→ **The problem**
Give back a single figure: the number of lines in the entries below that contain "structured".

··· Source material ···

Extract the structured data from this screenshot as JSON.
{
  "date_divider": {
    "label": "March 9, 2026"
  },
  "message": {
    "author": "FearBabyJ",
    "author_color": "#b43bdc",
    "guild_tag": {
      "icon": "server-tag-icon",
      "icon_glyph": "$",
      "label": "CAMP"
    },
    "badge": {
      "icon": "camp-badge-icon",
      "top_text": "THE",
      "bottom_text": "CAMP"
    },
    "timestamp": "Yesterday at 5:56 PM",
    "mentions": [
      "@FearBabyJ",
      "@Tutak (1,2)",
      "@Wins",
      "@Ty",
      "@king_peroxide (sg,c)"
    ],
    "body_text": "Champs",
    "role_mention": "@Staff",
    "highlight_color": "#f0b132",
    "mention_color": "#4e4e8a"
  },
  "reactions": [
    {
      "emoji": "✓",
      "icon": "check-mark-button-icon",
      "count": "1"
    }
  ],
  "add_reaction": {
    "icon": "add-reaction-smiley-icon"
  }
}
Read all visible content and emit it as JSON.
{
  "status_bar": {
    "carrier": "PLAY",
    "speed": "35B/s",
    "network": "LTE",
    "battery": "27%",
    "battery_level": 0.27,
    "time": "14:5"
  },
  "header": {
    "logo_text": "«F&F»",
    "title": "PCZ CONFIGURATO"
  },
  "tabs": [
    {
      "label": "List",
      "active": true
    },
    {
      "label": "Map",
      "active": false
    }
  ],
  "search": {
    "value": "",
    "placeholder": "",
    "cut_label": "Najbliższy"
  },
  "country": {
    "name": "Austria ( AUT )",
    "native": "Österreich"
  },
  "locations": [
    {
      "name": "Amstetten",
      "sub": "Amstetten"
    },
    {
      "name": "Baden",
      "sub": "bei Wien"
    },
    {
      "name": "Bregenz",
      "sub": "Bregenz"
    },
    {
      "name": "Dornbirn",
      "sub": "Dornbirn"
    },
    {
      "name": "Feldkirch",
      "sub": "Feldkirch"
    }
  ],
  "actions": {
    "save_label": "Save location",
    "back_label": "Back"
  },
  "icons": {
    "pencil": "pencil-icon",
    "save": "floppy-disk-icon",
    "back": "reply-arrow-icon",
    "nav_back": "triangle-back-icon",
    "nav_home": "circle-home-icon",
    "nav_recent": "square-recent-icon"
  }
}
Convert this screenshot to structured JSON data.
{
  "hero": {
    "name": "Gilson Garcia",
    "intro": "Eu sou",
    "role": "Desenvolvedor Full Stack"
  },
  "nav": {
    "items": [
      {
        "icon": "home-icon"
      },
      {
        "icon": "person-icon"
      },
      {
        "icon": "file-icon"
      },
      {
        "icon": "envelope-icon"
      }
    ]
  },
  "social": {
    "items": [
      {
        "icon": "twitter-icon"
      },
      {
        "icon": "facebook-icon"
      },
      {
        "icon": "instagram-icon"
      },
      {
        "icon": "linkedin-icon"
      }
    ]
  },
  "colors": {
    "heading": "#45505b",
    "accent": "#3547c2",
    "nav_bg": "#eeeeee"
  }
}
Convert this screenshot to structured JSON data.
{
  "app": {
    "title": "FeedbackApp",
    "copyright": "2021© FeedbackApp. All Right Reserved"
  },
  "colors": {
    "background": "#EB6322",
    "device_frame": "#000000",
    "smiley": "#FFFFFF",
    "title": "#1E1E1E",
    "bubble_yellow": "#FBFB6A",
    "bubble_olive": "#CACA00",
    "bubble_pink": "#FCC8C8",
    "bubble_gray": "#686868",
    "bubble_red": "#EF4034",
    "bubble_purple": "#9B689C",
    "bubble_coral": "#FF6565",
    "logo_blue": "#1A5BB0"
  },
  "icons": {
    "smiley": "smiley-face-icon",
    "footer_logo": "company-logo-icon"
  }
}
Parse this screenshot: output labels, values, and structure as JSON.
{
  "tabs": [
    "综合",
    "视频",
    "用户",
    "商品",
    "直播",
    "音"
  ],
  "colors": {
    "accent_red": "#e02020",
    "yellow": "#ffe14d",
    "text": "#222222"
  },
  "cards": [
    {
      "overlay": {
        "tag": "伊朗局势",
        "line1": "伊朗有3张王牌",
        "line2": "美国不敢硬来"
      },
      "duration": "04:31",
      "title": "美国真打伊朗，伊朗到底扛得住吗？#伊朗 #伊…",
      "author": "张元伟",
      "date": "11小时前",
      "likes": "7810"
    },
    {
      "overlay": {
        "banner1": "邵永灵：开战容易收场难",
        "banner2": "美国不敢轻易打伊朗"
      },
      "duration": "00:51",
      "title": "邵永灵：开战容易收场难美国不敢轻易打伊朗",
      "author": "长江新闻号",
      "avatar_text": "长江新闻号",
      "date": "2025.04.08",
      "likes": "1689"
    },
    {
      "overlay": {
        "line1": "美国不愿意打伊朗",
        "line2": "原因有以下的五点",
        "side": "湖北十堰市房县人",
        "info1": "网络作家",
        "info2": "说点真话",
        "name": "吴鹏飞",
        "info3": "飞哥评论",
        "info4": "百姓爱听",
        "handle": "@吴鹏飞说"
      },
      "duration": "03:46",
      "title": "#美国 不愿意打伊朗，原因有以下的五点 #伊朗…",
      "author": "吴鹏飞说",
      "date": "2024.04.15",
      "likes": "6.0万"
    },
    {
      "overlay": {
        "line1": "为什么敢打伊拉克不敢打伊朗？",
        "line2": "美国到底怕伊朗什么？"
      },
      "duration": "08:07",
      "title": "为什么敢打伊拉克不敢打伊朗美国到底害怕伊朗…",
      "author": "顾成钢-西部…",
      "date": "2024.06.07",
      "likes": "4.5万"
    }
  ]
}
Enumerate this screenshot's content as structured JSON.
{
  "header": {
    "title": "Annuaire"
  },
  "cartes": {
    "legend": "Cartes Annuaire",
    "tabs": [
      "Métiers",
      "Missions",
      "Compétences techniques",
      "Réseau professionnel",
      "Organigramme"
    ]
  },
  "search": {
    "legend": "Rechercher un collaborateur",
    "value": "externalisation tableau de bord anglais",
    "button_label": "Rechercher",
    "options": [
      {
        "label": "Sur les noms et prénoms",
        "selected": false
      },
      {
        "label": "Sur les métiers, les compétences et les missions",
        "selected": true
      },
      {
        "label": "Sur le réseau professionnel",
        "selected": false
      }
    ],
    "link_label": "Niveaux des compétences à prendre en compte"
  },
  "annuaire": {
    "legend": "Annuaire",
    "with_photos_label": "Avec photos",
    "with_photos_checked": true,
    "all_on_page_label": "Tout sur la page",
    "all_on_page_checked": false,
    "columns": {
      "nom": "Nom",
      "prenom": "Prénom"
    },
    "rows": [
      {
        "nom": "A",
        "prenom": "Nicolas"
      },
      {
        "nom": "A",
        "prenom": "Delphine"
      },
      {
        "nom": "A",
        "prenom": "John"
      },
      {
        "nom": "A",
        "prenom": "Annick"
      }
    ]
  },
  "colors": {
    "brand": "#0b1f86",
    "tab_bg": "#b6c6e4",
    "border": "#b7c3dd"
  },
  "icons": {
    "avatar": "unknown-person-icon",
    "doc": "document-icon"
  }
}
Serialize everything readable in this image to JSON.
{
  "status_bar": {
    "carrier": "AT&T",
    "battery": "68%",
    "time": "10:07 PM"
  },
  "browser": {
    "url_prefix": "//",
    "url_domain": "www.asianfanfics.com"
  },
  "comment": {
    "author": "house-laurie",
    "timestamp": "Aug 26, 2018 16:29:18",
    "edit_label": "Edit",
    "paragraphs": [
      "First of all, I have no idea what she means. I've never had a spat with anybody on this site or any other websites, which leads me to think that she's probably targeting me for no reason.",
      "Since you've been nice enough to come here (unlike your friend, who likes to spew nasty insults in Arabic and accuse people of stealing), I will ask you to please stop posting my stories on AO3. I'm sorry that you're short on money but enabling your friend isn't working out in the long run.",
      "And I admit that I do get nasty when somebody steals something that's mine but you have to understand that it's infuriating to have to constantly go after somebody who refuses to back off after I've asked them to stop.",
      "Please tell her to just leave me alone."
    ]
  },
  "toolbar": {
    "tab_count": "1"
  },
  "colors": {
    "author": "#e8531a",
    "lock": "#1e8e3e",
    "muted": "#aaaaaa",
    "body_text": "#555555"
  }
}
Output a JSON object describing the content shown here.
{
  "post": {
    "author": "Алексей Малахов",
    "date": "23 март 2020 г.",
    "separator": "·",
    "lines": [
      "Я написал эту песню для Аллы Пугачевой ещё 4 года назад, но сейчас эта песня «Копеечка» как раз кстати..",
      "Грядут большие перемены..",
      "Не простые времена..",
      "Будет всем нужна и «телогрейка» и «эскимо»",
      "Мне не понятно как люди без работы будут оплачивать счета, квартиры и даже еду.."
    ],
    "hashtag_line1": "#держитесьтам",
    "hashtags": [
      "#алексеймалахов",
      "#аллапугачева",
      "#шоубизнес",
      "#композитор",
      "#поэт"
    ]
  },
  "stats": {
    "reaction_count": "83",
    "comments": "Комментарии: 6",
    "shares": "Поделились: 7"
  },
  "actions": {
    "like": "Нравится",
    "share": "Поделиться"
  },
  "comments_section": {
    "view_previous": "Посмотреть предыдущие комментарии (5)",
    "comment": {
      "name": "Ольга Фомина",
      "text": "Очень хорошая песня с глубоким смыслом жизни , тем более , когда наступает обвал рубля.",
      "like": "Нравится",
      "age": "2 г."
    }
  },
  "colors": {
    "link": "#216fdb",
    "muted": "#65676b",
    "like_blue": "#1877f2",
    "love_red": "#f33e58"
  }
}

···

→ **Result of the task**
4